WORK TASK: Reproduce the data exactly.

===

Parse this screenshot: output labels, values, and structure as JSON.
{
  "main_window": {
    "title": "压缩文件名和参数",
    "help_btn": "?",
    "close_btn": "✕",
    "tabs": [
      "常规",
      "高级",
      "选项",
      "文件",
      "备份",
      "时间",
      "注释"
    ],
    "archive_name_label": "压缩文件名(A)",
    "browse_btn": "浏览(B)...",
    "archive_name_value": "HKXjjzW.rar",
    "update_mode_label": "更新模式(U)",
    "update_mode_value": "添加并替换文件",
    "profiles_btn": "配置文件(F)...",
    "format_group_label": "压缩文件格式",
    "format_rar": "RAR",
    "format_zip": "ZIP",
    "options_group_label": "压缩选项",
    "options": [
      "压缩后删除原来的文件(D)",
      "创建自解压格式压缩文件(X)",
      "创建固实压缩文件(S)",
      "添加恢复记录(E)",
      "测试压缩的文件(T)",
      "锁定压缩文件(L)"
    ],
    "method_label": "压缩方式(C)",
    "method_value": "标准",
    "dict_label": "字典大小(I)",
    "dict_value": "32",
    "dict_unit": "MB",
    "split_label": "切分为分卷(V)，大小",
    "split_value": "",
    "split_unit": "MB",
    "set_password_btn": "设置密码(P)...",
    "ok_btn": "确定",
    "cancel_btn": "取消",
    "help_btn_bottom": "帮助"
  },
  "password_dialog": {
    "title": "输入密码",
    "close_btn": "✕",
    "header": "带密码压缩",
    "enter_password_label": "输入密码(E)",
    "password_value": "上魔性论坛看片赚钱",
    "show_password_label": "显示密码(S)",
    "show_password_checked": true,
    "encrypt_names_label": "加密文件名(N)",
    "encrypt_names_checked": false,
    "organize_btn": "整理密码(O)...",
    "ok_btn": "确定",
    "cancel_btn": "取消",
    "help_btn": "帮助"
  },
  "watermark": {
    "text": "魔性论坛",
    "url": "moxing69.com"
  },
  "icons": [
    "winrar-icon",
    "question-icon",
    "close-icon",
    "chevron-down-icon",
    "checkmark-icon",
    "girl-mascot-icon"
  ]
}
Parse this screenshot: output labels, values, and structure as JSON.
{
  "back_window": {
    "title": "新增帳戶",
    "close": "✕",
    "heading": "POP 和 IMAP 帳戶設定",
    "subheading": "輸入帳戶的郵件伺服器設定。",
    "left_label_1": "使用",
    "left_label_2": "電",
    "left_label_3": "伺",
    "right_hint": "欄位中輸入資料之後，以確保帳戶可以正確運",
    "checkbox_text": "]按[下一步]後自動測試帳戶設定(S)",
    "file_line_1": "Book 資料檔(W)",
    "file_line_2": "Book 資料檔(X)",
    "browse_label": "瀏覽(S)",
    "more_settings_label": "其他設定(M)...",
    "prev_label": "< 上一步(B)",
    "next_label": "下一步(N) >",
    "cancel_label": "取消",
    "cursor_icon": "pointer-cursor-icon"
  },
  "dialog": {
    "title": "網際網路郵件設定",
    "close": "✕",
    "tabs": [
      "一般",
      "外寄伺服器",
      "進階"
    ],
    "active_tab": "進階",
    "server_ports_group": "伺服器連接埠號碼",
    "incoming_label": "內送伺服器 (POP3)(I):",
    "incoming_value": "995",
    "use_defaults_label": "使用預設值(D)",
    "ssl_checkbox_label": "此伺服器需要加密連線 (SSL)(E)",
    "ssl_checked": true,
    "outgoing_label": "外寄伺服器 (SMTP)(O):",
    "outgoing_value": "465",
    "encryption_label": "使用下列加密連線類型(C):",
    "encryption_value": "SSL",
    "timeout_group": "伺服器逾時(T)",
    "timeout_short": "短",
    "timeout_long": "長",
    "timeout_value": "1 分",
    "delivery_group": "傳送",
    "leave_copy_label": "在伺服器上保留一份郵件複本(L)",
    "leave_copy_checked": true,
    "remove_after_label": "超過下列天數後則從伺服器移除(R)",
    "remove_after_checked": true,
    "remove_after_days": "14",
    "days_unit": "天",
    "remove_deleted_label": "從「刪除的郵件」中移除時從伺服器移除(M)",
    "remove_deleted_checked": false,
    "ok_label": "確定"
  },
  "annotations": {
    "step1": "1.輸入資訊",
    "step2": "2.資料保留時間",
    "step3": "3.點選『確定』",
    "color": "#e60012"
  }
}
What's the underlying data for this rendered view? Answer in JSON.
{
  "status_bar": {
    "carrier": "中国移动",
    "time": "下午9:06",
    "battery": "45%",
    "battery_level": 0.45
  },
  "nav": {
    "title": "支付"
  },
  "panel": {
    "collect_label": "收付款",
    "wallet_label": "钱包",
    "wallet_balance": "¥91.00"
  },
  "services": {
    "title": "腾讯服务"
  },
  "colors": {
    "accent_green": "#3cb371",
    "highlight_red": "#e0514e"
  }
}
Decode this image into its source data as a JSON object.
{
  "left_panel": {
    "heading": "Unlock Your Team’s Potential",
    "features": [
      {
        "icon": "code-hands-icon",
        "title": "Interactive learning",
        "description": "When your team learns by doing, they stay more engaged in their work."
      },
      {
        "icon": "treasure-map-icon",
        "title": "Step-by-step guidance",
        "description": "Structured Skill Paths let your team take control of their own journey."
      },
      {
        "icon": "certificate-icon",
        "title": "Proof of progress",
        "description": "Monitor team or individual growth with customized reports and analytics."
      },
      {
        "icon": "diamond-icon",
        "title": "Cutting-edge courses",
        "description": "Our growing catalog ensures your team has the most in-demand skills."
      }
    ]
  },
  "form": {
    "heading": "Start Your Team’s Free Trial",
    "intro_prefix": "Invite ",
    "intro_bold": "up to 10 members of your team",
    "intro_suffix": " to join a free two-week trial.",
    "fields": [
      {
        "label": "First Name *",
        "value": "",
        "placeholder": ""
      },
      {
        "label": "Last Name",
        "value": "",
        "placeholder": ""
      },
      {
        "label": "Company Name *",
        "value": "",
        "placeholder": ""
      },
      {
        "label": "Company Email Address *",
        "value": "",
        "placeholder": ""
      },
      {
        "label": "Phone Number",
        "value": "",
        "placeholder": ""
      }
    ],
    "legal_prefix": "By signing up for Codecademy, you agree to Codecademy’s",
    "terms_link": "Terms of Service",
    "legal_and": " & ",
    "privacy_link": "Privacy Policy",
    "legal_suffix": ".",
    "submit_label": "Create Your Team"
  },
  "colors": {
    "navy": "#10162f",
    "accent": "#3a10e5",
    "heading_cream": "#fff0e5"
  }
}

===

RESULT:
Parse this screenshot: output labels, values, and structure as JSON.
{
  "main_window": {
    "title": "压缩文件名和参数",
    "help_btn": "?",
    "close_btn": "✕",
    "tabs": [
      "常规",
      "高级",
      "选项",
      "文件",
      "备份",
      "时间",
      "注释"
    ],
    "archive_name_label": "压缩文件名(A)",
    "browse_btn": "浏览(B)...",
    "archive_name_value": "HKXjjzW.rar",
    "update_mode_label": "更新模式(U)",
    "update_mode_value": "添加并替换文件",
    "profiles_btn": "配置文件(F)...",
    "format_group_label": "压缩文件格式",
    "format_rar": "RAR",
    "format_zip": "ZIP",
    "options_group_label": "压缩选项",
    "options": [
      "压缩后删除原来的文件(D)",
      "创建自解压格式压缩文件(X)",
      "创建固实压缩文件(S)",
      "添加恢复记录(E)",
      "测试压缩的文件(T)",
      "锁定压缩文件(L)"
    ],
    "method_label": "压缩方式(C)",
    "method_value": "标准",
    "dict_label": "字典大小(I)",
    "dict_value": "32",
    "dict_unit": "MB",
    "split_label": "切分为分卷(V)，大小",
    "split_value": "",
    "split_unit": "MB",
    "set_password_btn": "设置密码(P)...",
    "ok_btn": "确定",
    "cancel_btn": "取消",
    "help_btn_bottom": "帮助"
  },
  "password_dialog": {
    "title": "输入密码",
    "close_btn": "✕",
    "header": "带密码压缩",
    "enter_password_label": "输入密码(E)",
    "password_value": "上魔性论坛看片赚钱",
    "show_password_label": "显示密码(S)",
    "show_password_checked": true,
    "encrypt_names_label": "加密文件名(N)",
    "encrypt_names_checked": false,
    "organize_btn": "整理密码(O)...",
    "ok_btn": "确定",
    "cancel_btn": "取消",
    "help_btn": "帮助"
  },
  "watermark": {
    "text": "魔性论坛",
    "url": "moxing69.com"
  },
  "icons": [
    "winrar-icon",
    "question-icon",
    "close-icon",
    "chevron-down-icon",
    "checkmark-icon",
    "girl-mascot-icon"
  ]
}
Parse this screenshot: output labels, values, and structure as JSON.
{
  "back_window": {
    "title": "新增帳戶",
    "close": "✕",
    "heading": "POP 和 IMAP 帳戶設定",
    "subheading": "輸入帳戶的郵件伺服器設定。",
    "left_label_1": "使用",
    "left_label_2": "電",
    "left_label_3": "伺",
    "right_hint": "欄位中輸入資料之後，以確保帳戶可以正確運",
    "checkbox_text": "]按[下一步]後自動測試帳戶設定(S)",
    "file_line_1": "Book 資料檔(W)",
    "file_line_2": "Book 資料檔(X)",
    "browse_label": "瀏覽(S)",
    "more_settings_label": "其他設定(M)...",
    "prev_label": "< 上一步(B)",
    "next_label": "下一步(N) >",
    "cancel_label": "取消",
    "cursor_icon": "pointer-cursor-icon"
  },
  "dialog": {
    "title": "網際網路郵件設定",
    "close": "✕",
    "tabs": [
      "一般",
      "外寄伺服器",
      "進階"
    ],
    "active_tab": "進階",
    "server_ports_group": "伺服器連接埠號碼",
    "incoming_label": "內送伺服器 (POP3)(I):",
    "incoming_value": "995",
    "use_defaults_label": "使用預設值(D)",
    "ssl_checkbox_label": "此伺服器需要加密連線 (SSL)(E)",
    "ssl_checked": true,
    "outgoing_label": "外寄伺服器 (SMTP)(O):",
    "outgoing_value": "465",
    "encryption_label": "使用下列加密連線類型(C):",
    "encryption_value": "SSL",
    "timeout_group": "伺服器逾時(T)",
    "timeout_short": "短",
    "timeout_long": "長",
    "timeout_value": "1 分",
    "delivery_group": "傳送",
    "leave_copy_label": "在伺服器上保留一份郵件複本(L)",
    "leave_copy_checked": true,
    "remove_after_label": "超過下列天數後則從伺服器移除(R)",
    "remove_after_checked": true,
    "remove_after_days": "14",
    "days_unit": "天",
    "remove_deleted_label": "從「刪除的郵件」中移除時從伺服器移除(M)",
    "remove_deleted_checked": false,
    "ok_label": "確定"
  },
  "annotations": {
    "step1": "1.輸入資訊",
    "step2": "2.資料保留時間",
    "step3": "3.點選『確定』",
    "color": "#e60012"
  }
}
What's the underlying data for this rendered view? Answer in JSON.
{
  "status_bar": {
    "carrier": "中国移动",
    "time": "下午9:06",
    "battery": "45%",
    "battery_level": 0.45
  },
  "nav": {
    "title": "支付"
  },
  "panel": {
    "collect_label": "收付款",
    "wallet_label": "钱包",
    "wallet_balance": "¥91.00"
  },
  "services": {
    "title": "腾讯服务"
  },
  "colors": {
    "accent_green": "#3cb371",
    "highlight_red": "#e0514e"
  }
}
Decode this image into its source data as a JSON object.
{
  "left_panel": {
    "heading": "Unlock Your Team’s Potential",
    "features": [
      {
        "icon": "code-hands-icon",
        "title": "Interactive learning",
        "description": "When your team learns by doing, they stay more engaged in their work."
      },
      {
        "icon": "treasure-map-icon",
        "title": "Step-by-step guidance",
        "description": "Structured Skill Paths let your team take control of their own journey."
      },
      {
        "icon": "certificate-icon",
        "title": "Proof of progress",
        "description": "Monitor team or individual growth with customized reports and analytics."
      },
      {
        "icon": "diamond-icon",
        "title": "Cutting-edge courses",
        "description": "Our growing catalog ensures your team has the most in-demand skills."
      }
    ]
  },
  "form": {
    "heading": "Start Your Team’s Free Trial",
    "intro_prefix": "Invite ",
    "intro_bold": "up to 10 members of your team",
    "intro_suffix": " to join a free two-week trial.",
    "fields": [
      {
        "label": "First Name *",
        "value": "",
        "placeholder": ""
      },
      {
        "label": "Last Name",
        "value": "",
        "placeholder": ""
      },
      {
        "label": "Company Name *",
        "value": "",
        "placeholder": ""
      },
      {
        "label": "Company Email Address *",
        "value": "",
        "placeholder": ""
      },
      {
        "label": "Phone Number",
        "value": "",
        "placeholder": ""
      }
    ],
    "legal_prefix": "By signing up for Codecademy, you agree to Codecademy’s",
    "terms_link": "Terms of Service",
    "legal_and": " & ",
    "privacy_link": "Privacy Policy",
    "legal_suffix": ".",
    "submit_label": "Create Your Team"
  },
  "colors": {
    "navy": "#10162f",
    "accent": "#3a10e5",
    "heading_cream": "#fff0e5"
  }
}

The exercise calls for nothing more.